Every line of the entries below that carries the string "this" should be copied.

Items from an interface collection
+ + + +

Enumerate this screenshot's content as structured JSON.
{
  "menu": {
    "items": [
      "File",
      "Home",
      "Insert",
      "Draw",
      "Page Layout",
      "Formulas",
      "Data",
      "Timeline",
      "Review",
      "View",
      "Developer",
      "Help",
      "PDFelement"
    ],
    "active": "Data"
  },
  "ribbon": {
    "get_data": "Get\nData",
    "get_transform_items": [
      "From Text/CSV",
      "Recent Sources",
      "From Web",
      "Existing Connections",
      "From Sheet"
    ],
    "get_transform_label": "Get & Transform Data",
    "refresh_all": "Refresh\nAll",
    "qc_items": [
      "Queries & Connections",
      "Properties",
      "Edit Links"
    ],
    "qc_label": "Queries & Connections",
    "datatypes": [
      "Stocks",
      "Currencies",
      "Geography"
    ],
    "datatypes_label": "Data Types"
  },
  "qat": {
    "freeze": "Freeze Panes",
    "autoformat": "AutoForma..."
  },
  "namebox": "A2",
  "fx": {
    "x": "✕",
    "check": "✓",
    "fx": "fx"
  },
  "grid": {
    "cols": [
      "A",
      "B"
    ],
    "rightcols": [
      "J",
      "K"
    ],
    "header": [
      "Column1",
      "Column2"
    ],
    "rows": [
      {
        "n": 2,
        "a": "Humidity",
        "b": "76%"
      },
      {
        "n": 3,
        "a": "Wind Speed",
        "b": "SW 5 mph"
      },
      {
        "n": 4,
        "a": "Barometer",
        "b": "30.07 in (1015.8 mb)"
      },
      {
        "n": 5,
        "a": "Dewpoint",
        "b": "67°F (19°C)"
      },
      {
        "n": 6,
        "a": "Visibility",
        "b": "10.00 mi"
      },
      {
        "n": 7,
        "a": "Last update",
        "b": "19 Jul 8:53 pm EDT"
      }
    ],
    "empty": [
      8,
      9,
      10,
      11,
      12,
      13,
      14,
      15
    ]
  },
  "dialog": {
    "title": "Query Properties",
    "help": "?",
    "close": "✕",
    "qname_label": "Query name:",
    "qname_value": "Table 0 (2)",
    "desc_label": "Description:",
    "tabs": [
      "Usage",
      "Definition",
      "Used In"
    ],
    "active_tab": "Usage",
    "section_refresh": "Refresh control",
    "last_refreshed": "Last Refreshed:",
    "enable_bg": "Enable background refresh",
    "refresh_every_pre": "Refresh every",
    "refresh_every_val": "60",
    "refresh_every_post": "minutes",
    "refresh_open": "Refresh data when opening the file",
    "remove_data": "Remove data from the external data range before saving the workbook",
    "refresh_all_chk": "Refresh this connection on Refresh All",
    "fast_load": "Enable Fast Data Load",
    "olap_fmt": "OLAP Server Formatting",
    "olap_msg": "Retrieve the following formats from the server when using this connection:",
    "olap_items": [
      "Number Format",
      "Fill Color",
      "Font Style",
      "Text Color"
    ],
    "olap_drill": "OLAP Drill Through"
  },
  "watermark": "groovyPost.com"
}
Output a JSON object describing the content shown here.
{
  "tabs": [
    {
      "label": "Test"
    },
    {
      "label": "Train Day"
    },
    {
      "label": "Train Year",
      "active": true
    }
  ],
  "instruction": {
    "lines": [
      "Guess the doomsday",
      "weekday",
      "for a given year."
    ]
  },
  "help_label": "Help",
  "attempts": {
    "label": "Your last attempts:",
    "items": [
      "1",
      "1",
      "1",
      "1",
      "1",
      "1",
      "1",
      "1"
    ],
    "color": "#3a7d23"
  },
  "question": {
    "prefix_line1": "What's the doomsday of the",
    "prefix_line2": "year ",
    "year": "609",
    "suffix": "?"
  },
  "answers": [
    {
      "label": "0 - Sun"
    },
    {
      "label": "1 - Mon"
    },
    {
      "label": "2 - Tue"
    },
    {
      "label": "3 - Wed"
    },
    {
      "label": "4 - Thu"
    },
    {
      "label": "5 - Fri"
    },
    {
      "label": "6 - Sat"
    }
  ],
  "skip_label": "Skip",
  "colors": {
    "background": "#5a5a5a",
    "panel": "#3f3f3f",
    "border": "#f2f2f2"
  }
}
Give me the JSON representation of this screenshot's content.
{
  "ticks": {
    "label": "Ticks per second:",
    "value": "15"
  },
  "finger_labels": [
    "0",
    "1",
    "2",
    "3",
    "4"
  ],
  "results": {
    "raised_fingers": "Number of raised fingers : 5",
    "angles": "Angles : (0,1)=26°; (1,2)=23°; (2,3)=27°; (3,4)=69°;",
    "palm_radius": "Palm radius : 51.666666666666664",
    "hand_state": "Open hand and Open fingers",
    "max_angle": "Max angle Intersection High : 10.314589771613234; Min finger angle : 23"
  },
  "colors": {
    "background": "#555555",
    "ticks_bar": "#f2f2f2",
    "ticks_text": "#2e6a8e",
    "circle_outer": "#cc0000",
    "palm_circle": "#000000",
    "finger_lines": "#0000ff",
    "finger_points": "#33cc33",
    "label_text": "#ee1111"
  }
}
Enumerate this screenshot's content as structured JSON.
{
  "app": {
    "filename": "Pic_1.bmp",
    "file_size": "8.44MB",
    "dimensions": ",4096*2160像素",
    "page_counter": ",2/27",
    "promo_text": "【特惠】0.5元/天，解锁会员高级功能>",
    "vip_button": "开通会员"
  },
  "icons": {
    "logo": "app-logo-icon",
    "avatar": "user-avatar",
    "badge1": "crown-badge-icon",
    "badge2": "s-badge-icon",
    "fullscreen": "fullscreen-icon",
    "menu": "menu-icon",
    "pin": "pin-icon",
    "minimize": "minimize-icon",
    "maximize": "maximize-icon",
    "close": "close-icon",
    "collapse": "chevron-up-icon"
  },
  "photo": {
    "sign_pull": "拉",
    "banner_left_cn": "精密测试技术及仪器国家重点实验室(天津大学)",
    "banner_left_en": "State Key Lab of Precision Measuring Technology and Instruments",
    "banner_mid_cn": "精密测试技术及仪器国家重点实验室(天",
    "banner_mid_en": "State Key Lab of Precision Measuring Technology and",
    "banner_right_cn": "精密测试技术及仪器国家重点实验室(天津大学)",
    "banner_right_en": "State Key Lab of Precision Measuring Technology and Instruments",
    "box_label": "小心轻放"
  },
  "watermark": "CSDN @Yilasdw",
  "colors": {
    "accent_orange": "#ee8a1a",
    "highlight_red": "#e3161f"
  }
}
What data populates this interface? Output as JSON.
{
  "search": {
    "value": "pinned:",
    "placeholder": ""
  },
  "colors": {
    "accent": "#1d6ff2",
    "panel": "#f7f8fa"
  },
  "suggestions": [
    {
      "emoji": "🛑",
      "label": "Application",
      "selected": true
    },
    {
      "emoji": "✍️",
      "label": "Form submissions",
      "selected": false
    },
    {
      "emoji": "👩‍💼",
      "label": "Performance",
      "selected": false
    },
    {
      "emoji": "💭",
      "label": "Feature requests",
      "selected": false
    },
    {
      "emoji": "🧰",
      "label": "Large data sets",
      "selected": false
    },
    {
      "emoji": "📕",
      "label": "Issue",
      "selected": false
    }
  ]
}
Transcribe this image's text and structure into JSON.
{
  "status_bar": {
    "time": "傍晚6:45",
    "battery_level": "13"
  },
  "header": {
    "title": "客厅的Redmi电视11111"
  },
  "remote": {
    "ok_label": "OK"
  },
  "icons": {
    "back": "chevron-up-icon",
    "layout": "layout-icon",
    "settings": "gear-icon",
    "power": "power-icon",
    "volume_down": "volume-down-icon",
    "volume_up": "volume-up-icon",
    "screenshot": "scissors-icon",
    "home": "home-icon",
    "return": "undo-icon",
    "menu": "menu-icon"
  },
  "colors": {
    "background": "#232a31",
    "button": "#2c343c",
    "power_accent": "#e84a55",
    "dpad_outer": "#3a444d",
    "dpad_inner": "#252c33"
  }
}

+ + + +

#### WRITTEN SOLUTION:
Enumerate this screenshot's content as structured JSON.
    "refresh_all_chk": "Refresh this connection on Refresh All",
    "olap_msg": "Retrieve the following formats from the server when using this connection:",
Give me the JSON representation of this screenshot's content.
Enumerate this screenshot's content as structured JSON.
What data populates this interface? Output as JSON.
Transcribe this image's text and structure into JSON.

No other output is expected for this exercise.